- Nearly one-third of employees are considering quitting their jobs and one-quarter resigned over the past six months, according to a FlexJobs survey.
- The No. 1 reason for resigning was “toxic company culture,” with low salary, poor management and a lack of a healthy work-life balance following closely behind.
- However, if you’re planning to leave, it’s important “not to burn any bridges,” experts say.
Nearly 33% of employees in the U.S. are considering quitting their jobs, while 25% have actually resigned over the past six months, citing "toxic company culture" as their No. 1 reason for leaving.
That's according to a 2022 survey from FlexJobs, digging into workers' motives for quitting and how they planned to do it.
"People are still considering and actively making career moves for a better work experience that will provide benefits like work-life balance and flexibility," said Toni Frana, career services manager at FlexJobs. "From our perspective, the Great Resignation is still very much alive and trending."
More from Personal Finance:
70% of interns view remote work negatively, study finds
California considers a shortened, 32-hour workweek for larger companies
40% of job switchers already looking for new positions again, survey finds
Moreover, of the workers who recently left, 68% bowed out without another position lined up, the survey revealed, suggesting continued leverage for employees.
In 2021, roughly 47 million workers voluntarily quit their jobs, and high turnover has continued into 2022, with 4.4 million people resigning in February, according to the U.S. Department of Labor. That's just below November's record of 4.5 million employees who left.
While toxic company culture was the top reason for fleeing, low salary, poor management and a lack of a healthy work-life balance were other top motivations, the survey found.
"Of the top seven factors people consider when deciding to quit a job, six of them revolve around the employee experience," Frana said. "This speaks to how important it is to have a healthy company culture, with strong managers who really connect with and support employees."
In a tight labor market, companies may need to do more than boost wages to retain talent. Many employees are looking for remote work options, flexible schedules, opportunities for career growth, competitive benefits and more, the survey shows.
Despite the temptation to "rage-quit" from a difficult role, only 4% of workers actually did, according to the survey. In most cases, workers were changing careers, aiming to find a new position in three to six months.
"When you plan to resign, it's important not to burn any bridges with your current employer," Frana said.
It's still customary to give your supervisor a two-week notice of your departure, and to provide documentation — passwords, deadlines and other pertinent details — to ease the transition. And you'll want to work hard through the end, offering to train a replacement, wrap up projects and answer questions before you leave, FlexJobs suggests.

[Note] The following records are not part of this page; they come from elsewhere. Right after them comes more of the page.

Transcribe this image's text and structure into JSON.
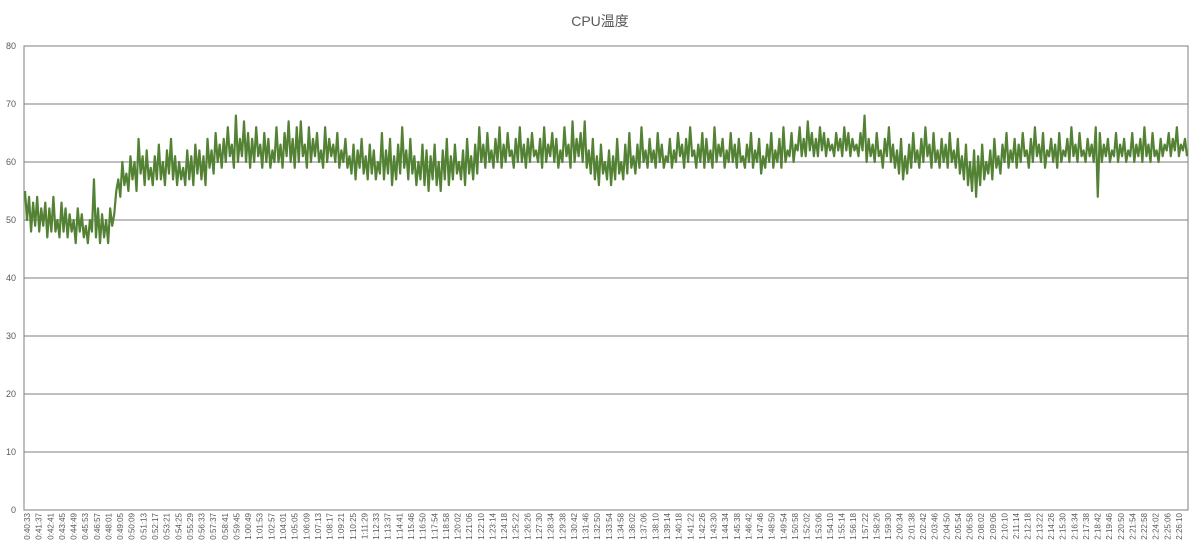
{
  "chart_data": {
    "type": "line",
    "title": "CPU温度",
    "xlabel": "",
    "ylabel": "",
    "ylim": [
      0,
      80
    ],
    "yticks": [
      0,
      10,
      20,
      30,
      40,
      50,
      60,
      70,
      80
    ],
    "grid": true,
    "legend": "none",
    "series_color": "#548235",
    "gridline_color": "#7f7f7f",
    "x_start": "0:40:33",
    "x_end": "2:26:14",
    "x_tick_labels": [
      "0:40:33",
      "0:41:37",
      "0:42:41",
      "0:43:45",
      "0:44:49",
      "0:45:53",
      "0:46:57",
      "0:48:01",
      "0:49:05",
      "0:50:09",
      "0:51:13",
      "0:52:17",
      "0:53:21",
      "0:54:25",
      "0:55:29",
      "0:56:33",
      "0:57:37",
      "0:58:41",
      "0:59:45",
      "1:00:49",
      "1:01:53",
      "1:02:57",
      "1:04:01",
      "1:05:05",
      "1:06:09",
      "1:07:13",
      "1:08:17",
      "1:09:21",
      "1:10:25",
      "1:11:29",
      "1:12:33",
      "1:13:37",
      "1:14:41",
      "1:15:46",
      "1:16:50",
      "1:17:54",
      "1:18:58",
      "1:20:02",
      "1:21:06",
      "1:22:10",
      "1:23:14",
      "1:24:18",
      "1:25:22",
      "1:26:26",
      "1:27:30",
      "1:28:34",
      "1:29:38",
      "1:30:42",
      "1:31:46",
      "1:32:50",
      "1:33:54",
      "1:34:58",
      "1:36:02",
      "1:37:06",
      "1:38:10",
      "1:39:14",
      "1:40:18",
      "1:41:22",
      "1:42:26",
      "1:43:30",
      "1:44:34",
      "1:45:38",
      "1:46:42",
      "1:47:46",
      "1:48:50",
      "1:49:54",
      "1:50:58",
      "1:52:02",
      "1:53:06",
      "1:54:10",
      "1:55:14",
      "1:56:18",
      "1:57:22",
      "1:58:26",
      "1:59:30",
      "2:00:34",
      "2:01:38",
      "2:02:42",
      "2:03:46",
      "2:04:50",
      "2:05:54",
      "2:06:58",
      "2:08:02",
      "2:09:06",
      "2:10:10",
      "2:11:14",
      "2:12:18",
      "2:13:22",
      "2:14:26",
      "2:15:30",
      "2:16:34",
      "2:17:38",
      "2:18:42",
      "2:19:46",
      "2:20:50",
      "2:21:54",
      "2:22:58",
      "2:24:02",
      "2:25:06",
      "2:26:10"
    ],
    "series": [
      {
        "values": [
          55,
          50,
          54,
          48,
          53,
          49,
          54,
          48,
          52,
          49,
          53,
          47,
          52,
          48,
          54,
          48,
          50,
          47,
          53,
          48,
          52,
          47,
          51,
          48,
          50,
          46,
          52,
          48,
          51,
          47,
          49,
          46,
          50,
          48,
          57,
          47,
          52,
          46,
          51,
          47,
          50,
          46,
          52,
          49,
          51,
          55,
          57,
          54,
          60,
          56,
          58,
          55,
          61,
          57,
          60,
          55,
          64,
          58,
          61,
          56,
          62,
          57,
          59,
          56,
          61,
          57,
          63,
          57,
          60,
          56,
          62,
          58,
          64,
          57,
          61,
          56,
          60,
          57,
          59,
          56,
          62,
          57,
          61,
          56,
          63,
          58,
          62,
          57,
          61,
          56,
          64,
          59,
          62,
          58,
          65,
          60,
          63,
          59,
          64,
          60,
          66,
          61,
          63,
          59,
          68,
          60,
          64,
          61,
          67,
          60,
          65,
          59,
          64,
          60,
          66,
          61,
          63,
          59,
          65,
          60,
          64,
          59,
          62,
          60,
          66,
          60,
          63,
          59,
          65,
          61,
          67,
          60,
          64,
          59,
          66,
          60,
          67,
          61,
          63,
          59,
          66,
          60,
          64,
          61,
          65,
          60,
          62,
          59,
          66,
          60,
          64,
          61,
          63,
          60,
          65,
          59,
          62,
          60,
          64,
          59,
          61,
          58,
          63,
          57,
          62,
          59,
          64,
          58,
          61,
          57,
          63,
          58,
          62,
          57,
          60,
          58,
          65,
          57,
          62,
          58,
          64,
          56,
          61,
          57,
          63,
          58,
          66,
          59,
          62,
          57,
          64,
          58,
          61,
          56,
          60,
          57,
          63,
          56,
          62,
          55,
          61,
          57,
          63,
          56,
          60,
          55,
          62,
          57,
          64,
          56,
          61,
          57,
          63,
          58,
          60,
          57,
          62,
          56,
          64,
          58,
          61,
          57,
          63,
          58,
          66,
          60,
          63,
          59,
          65,
          60,
          62,
          59,
          64,
          60,
          66,
          59,
          63,
          60,
          65,
          61,
          62,
          59,
          64,
          60,
          66,
          60,
          63,
          59,
          64,
          60,
          65,
          61,
          62,
          60,
          64,
          59,
          66,
          60,
          63,
          61,
          65,
          60,
          64,
          59,
          62,
          60,
          66,
          61,
          63,
          59,
          67,
          60,
          64,
          61,
          65,
          60,
          67,
          59,
          62,
          58,
          64,
          57,
          61,
          56,
          63,
          58,
          60,
          57,
          62,
          56,
          61,
          57,
          64,
          58,
          60,
          57,
          63,
          58,
          65,
          59,
          61,
          58,
          63,
          59,
          66,
          60,
          62,
          59,
          64,
          60,
          62,
          59,
          65,
          60,
          63,
          59,
          61,
          60,
          64,
          59,
          62,
          60,
          65,
          61,
          63,
          59,
          64,
          60,
          66,
          61,
          62,
          59,
          63,
          60,
          65,
          59,
          64,
          60,
          62,
          59,
          66,
          60,
          63,
          61,
          64,
          59,
          62,
          60,
          65,
          60,
          63,
          59,
          64,
          60,
          61,
          59,
          63,
          60,
          65,
          59,
          62,
          60,
          64,
          58,
          61,
          59,
          63,
          60,
          65,
          59,
          62,
          60,
          64,
          59,
          66,
          60,
          62,
          61,
          65,
          60,
          63,
          62,
          66,
          61,
          64,
          61,
          67,
          62,
          65,
          61,
          64,
          61,
          66,
          62,
          65,
          61,
          64,
          62,
          63,
          61,
          65,
          62,
          64,
          61,
          66,
          62,
          65,
          61,
          64,
          62,
          63,
          61,
          65,
          62,
          68,
          60,
          64,
          61,
          63,
          60,
          65,
          61,
          62,
          59,
          64,
          61,
          66,
          60,
          63,
          59,
          62,
          58,
          64,
          57,
          61,
          58,
          63,
          59,
          65,
          60,
          62,
          59,
          64,
          60,
          66,
          61,
          63,
          59,
          65,
          60,
          62,
          59,
          64,
          60,
          63,
          59,
          65,
          60,
          62,
          59,
          64,
          58,
          61,
          57,
          63,
          56,
          60,
          55,
          62,
          54,
          61,
          56,
          63,
          57,
          60,
          58,
          62,
          57,
          64,
          59,
          61,
          58,
          63,
          60,
          65,
          59,
          62,
          60,
          64,
          59,
          63,
          60,
          65,
          61,
          62,
          59,
          64,
          60,
          66,
          61,
          63,
          60,
          65,
          59,
          62,
          61,
          64,
          60,
          63,
          59,
          65,
          60,
          62,
          61,
          64,
          60,
          66,
          61,
          63,
          60,
          65,
          61,
          62,
          60,
          64,
          61,
          63,
          60,
          66,
          54,
          65,
          60,
          63,
          61,
          64,
          60,
          62,
          61,
          65,
          60,
          63,
          61,
          64,
          60,
          62,
          61,
          65,
          60,
          63,
          61,
          64,
          60,
          66,
          61,
          63,
          60,
          65,
          61,
          62,
          60,
          64,
          61,
          63,
          62,
          65,
          61,
          64,
          62,
          66,
          61,
          63,
          62,
          64,
          61
        ]
      }
    ]
  }
}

"As your time at the company comes to an end, work to emphasize the positive experiences you had while employed, including during the exit interview," Frana added.